vector and as a tensor.

(Refer Slide Time: 37:06)


So, sigma n or sigma transpose n is equal to a vector, that is a tensor and calculate the
first P-K stress vector taking n to be e2, taking n to be e2, the unit vector along the second
direction and then calculate what the stress vector is for both Cauchy stress and the Piola-
Kirchhoff stress. Our first job, of course, is to calculate from this F. Of course, what you
get here, p, what you get here? Same P N; note the difference between small n and capital
N. Small n is the normal at the point of interest along a surface ds in the current
coordinates and capital N is the same normal in the reference configuration, in the
reference coordinates, coordinate; so, note the difference between the two.

Your first job now is to find out F dow x1 by dow capital X1 is 0 minus 6 0, half 0 0, 0 0 1
by 3. So, I need F inverse transpose.

(Refer Slide Time: 39:48)

Calculate F inverse, calculate F inverse; 0 2 0, minus 1 by 6 0 0, 0 0 3; that is F inverse.

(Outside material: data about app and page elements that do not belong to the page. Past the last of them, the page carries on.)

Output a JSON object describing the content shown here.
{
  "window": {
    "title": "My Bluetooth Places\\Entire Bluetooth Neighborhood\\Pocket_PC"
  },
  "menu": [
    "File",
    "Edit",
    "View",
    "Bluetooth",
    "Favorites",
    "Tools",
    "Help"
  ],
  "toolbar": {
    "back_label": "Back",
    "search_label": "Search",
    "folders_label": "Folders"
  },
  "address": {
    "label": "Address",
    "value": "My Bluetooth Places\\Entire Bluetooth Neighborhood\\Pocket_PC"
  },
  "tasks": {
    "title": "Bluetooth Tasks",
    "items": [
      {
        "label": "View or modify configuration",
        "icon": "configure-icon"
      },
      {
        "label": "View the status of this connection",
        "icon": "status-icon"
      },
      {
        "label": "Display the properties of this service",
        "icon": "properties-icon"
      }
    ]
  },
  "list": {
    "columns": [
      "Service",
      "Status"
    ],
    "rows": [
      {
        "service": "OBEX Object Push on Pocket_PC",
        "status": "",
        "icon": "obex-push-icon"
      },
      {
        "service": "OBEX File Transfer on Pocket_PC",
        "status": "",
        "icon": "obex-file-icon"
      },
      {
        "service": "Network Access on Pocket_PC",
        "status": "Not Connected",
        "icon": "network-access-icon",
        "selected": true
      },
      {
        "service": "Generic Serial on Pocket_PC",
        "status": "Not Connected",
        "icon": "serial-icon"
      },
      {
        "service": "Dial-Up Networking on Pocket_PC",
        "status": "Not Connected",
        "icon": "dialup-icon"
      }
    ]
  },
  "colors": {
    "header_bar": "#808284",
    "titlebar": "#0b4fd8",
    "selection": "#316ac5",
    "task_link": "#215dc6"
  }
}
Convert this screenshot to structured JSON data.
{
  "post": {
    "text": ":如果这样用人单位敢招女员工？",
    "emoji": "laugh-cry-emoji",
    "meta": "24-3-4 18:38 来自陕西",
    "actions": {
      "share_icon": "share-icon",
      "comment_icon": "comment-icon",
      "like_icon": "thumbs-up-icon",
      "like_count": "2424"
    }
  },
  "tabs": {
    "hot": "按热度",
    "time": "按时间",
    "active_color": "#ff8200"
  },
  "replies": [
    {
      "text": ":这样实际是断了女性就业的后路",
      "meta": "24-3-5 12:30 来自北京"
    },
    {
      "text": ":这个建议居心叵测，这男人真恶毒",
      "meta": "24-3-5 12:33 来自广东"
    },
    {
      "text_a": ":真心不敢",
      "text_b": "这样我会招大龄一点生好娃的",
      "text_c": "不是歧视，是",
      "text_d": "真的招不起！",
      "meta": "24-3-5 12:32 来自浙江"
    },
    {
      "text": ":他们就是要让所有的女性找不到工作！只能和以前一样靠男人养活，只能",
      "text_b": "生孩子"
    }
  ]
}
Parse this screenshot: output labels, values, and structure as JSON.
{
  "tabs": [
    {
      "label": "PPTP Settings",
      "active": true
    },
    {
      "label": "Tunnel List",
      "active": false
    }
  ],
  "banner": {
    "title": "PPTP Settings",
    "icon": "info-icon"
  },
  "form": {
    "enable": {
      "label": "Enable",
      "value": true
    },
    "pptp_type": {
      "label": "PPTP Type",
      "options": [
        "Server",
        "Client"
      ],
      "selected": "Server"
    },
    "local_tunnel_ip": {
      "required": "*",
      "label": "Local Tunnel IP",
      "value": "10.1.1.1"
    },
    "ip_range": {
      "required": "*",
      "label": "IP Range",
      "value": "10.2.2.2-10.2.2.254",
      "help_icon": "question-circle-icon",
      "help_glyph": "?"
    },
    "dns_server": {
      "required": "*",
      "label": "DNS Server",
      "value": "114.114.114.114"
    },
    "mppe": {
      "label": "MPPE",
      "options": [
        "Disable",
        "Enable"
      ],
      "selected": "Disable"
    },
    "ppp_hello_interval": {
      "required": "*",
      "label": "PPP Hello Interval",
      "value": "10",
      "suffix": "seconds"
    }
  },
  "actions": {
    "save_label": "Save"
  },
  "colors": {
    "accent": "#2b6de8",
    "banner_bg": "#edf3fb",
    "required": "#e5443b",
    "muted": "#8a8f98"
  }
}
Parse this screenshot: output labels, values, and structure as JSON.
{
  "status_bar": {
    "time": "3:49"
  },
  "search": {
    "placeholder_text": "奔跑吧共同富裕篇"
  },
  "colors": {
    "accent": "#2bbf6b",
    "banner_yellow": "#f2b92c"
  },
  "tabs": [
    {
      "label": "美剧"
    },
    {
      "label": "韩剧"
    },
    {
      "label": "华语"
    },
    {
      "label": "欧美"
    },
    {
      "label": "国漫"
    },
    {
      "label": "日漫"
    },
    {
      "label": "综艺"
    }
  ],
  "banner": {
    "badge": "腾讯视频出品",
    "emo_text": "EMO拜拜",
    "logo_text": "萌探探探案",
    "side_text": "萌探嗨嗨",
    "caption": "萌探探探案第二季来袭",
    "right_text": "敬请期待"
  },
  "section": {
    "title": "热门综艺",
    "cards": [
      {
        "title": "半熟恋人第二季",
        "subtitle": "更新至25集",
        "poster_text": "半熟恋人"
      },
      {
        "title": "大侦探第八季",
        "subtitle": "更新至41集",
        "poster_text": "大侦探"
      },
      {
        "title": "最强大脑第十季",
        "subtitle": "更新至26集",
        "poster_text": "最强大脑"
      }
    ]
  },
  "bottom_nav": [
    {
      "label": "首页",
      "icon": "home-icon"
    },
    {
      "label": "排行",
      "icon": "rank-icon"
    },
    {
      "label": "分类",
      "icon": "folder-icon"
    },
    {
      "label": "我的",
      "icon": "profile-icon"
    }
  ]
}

Yeah, F inverse transpose, this is F inverse transpose. Yeah, F inverse that is F inverse.
So, you have to calculate F inverse transpose and then calculate P. Of course, determinant
J, I think, happens to be 1. Calculate the determinant of F that is determinant of F. This is
equal to J is equal to 1. So, calculate P now. P happens to be 0 100 0, 0 0 0, 0 0 0. Now, I
have to calculate capital N, the normal. How do I calculate? Nansons formula.


(Refer Slide Time: 41:32)

Just calculate what capital N is. So, NdS is equal to J inverse F transpose n ds. What
happens to this? Half e1, yeah, ds. Check that up; is that right? Yes, very good. So, half e1
ds. What is N? N is actually the, yeah, the so, what is N? It is the unit vector along e1,
which is equal to e1 itself. So obviously, so, ds is half of ds; that is it. Because, this is a
unit vector, e1 is a unit vector, so, I can rearrange this as e1 half ds. That is the magnitude.
This is a unit vector, this is a unit vector; this is the magnitude. So, ds is equal to half ds.
That is straight forward. So, look at that N, which was e1 has become now small n which
is e2. Yes, so, find out the traction or the stress vector sigma n.

Very good; so, that happens to be 0 50 0. Now, what happens to p? Yeah, 0 100 0; very
good, 0 100 0. Obviously, we need not even calculate that, because I see that, I told you
already, I gave the clue that ds will be half ds; obviously that is 0 100 0. So, that
completes few problems that we were able to do. You now know, how application is
done, it is very straight forward. Then, any question? With that, we will close the topic on
stress. We will move over to few more fundamentals that we have to learn before we get
back to the non-linear finite element analysis.


Yes, the softwares have these things as routines - calculation of U, calculation of R and
so on. We will see more about that when we come to the formulations of elements in
terms of these quantities later. Yes, of course, there are shape functions that are defined.
We will see about them during the formulation. We will close now, see you.